Records follow. Copy every line with "General".
Start of Records for the exercise
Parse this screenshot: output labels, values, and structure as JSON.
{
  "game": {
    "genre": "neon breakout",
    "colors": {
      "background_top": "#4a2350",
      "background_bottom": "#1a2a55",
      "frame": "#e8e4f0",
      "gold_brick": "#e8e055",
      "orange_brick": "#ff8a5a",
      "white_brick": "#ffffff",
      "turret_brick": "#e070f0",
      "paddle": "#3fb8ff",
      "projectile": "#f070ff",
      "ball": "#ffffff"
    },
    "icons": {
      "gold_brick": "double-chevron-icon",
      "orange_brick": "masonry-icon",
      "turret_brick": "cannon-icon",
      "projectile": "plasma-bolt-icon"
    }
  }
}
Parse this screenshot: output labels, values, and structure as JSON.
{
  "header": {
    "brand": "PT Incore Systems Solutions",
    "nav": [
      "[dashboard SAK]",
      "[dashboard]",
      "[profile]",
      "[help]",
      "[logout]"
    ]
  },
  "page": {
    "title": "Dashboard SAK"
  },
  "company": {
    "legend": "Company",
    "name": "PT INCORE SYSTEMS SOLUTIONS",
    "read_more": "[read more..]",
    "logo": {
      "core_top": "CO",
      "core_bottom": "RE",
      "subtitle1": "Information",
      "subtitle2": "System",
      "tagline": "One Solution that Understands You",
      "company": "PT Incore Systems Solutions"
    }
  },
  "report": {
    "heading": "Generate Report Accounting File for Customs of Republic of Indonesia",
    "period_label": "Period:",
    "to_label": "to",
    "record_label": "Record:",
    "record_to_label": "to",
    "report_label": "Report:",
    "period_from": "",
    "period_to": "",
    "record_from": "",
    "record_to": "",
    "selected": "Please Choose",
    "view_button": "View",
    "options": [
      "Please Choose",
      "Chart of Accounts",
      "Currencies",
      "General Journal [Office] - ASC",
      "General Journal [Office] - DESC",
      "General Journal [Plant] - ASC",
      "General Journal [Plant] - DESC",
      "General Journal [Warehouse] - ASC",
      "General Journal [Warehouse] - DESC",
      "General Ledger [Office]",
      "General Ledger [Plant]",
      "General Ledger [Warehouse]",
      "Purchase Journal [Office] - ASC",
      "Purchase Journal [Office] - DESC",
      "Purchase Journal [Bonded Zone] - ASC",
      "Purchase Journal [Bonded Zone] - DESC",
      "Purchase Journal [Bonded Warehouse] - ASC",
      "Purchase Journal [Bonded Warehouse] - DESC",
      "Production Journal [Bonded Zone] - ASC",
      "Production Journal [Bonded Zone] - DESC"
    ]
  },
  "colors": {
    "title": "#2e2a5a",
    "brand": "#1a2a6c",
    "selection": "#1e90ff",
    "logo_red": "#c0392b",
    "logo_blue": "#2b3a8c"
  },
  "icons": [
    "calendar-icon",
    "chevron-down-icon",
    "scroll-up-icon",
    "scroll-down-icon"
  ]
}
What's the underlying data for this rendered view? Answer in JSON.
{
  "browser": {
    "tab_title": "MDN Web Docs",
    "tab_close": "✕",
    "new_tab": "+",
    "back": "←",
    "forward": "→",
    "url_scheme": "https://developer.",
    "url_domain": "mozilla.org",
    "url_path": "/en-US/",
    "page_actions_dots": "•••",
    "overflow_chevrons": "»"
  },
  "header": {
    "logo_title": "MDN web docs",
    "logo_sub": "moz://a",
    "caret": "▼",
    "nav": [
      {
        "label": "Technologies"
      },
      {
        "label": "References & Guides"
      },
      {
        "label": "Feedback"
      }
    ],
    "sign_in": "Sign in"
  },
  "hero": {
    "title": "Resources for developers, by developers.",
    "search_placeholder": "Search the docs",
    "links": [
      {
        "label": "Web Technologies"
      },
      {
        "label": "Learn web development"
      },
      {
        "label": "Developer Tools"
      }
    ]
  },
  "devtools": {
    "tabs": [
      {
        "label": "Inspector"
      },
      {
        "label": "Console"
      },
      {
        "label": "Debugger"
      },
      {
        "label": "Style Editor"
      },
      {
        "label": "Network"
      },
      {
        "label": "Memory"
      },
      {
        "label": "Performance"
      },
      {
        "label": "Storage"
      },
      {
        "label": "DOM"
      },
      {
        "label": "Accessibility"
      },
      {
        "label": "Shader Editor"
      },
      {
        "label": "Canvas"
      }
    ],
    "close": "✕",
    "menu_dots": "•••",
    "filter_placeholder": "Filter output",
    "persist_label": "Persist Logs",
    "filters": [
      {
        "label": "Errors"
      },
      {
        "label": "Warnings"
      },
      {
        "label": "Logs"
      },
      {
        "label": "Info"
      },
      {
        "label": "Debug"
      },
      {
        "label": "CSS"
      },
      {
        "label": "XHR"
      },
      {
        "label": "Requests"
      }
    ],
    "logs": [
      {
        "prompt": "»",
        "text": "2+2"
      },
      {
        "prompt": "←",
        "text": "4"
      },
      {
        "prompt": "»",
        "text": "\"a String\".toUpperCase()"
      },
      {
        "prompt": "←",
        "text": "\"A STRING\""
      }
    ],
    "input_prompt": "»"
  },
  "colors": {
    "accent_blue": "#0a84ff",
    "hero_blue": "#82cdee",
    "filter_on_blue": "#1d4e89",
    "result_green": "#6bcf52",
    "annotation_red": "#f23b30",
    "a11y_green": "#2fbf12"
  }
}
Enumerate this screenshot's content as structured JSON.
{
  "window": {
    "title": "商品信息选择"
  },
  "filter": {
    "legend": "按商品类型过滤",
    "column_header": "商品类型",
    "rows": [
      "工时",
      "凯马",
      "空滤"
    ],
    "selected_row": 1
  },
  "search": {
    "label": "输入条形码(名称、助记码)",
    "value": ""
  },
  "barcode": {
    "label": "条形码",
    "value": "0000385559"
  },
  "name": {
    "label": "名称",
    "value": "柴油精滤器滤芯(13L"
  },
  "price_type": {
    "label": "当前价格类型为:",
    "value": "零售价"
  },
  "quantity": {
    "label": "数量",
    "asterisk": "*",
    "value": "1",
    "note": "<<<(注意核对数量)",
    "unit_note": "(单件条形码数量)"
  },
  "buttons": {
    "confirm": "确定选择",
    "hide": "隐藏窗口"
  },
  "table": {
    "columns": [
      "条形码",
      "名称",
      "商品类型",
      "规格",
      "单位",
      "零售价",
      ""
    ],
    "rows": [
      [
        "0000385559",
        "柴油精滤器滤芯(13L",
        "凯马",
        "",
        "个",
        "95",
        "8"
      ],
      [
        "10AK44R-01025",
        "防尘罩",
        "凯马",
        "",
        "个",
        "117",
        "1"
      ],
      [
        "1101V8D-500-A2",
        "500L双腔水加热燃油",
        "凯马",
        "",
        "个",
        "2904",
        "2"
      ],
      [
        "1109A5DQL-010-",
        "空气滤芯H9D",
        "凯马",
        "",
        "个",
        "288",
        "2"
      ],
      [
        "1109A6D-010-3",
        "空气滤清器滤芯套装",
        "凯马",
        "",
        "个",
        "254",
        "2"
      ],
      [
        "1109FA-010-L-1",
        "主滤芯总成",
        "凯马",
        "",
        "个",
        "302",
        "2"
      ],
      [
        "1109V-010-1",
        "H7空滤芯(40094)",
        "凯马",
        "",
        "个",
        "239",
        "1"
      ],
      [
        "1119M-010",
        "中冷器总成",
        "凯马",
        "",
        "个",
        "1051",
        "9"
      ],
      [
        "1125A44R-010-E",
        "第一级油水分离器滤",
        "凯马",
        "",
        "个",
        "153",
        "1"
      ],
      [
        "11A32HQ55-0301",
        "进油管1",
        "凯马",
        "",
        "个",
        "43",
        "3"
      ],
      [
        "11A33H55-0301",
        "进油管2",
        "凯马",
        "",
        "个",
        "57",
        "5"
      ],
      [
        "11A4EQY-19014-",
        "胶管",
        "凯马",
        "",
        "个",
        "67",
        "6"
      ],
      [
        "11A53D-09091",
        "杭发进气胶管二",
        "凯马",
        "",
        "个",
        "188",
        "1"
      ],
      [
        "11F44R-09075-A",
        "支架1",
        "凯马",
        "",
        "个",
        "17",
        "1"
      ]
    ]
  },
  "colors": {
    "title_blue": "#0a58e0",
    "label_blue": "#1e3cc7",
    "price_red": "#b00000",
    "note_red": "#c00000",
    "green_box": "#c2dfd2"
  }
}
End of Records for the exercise
» Task response
      "General Journal [Office] - ASC",
      "General Journal [Office] - DESC",
      "General Journal [Plant] - ASC",
      "General Journal [Plant] - DESC",
      "General Journal [Warehouse] - ASC",
      "General Journal [Warehouse] - DESC",
      "General Ledger [Office]",
      "General Ledger [Plant]",
      "General Ledger [Warehouse]",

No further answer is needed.